Acclaimed novelist William Boyd visits the Leopold Museum in Viennaa shrine to his favorite artist, Egon Schiele, whom Boyd first discovered on a postcard as a University student. In front of her favorite Rodins, Allison Pearson recalls a traumatic episode she suffered at the hands of a schoolteacher following a trip to the Musée in Paris. Neil Gaiman admires the fantastic world depicted in British outsider artist Richard Dadd's The Fairy Feller's Master-Stroke,” a tiny painting that also decorated the foldout cover of a Queen album, housed in the Victorian room of Tate Britain's Pre-Raphaelite collection. Ann Patchett fondly revisits Harvard University's Museum of Natural Historywhich she discovered at 19, while in the throes of summer romance with a biology student named Jack.
Treasure Palaces is a treasure trove of wonders, a tribute to the diversity and power of the museums, the safe-keepers of our world's most extraordinary artifacts, and an intimate look into the deeply personal reveries we fall into when before great art.
By Charles Lemert

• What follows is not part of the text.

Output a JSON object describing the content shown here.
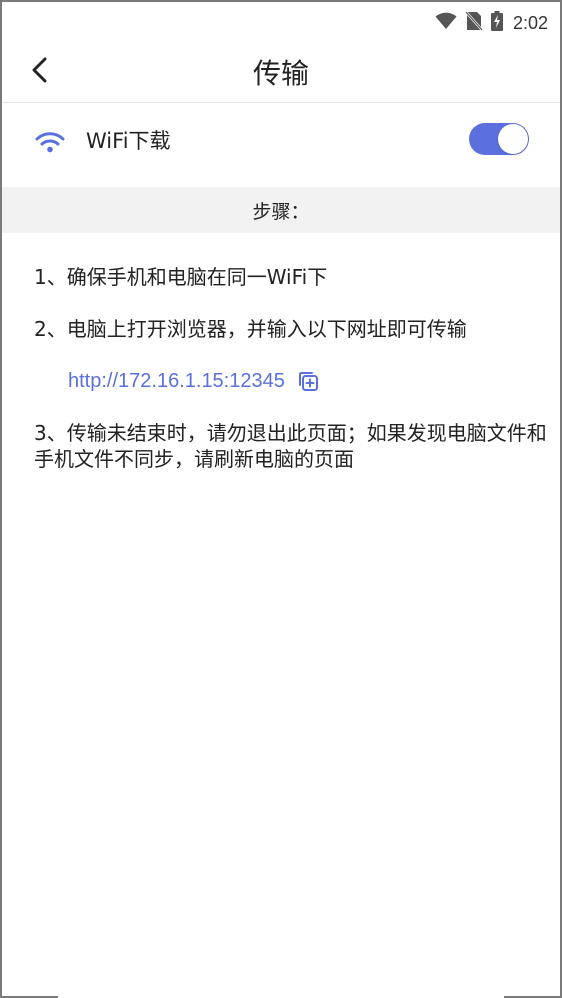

For nearly a quarter-century, Charles Lemert has shared his love of social theory, and the questions it explores, in this collection of readings. With 140 selections that begin in the nineteenth century and end in 2015, Social Theory charts the long arc of the development of the field. This edition retains classic texts by Karl Marx, Emile Durkheim, Max Weber, and W.E.B. Du Bois and writings of major contemporary figures like Audre Lorde and Patricia Hill Collins, while adding pieces from Harriet Martineau, Friedrich Nietzsche, Kimberlé Williams Crenshaw, Thomas Piketty, and Ta-Nehisi Coates, among others. Revised and updated with a new section exploring social theory at the limits of the social, Lemert's Social Theory remains essential reading.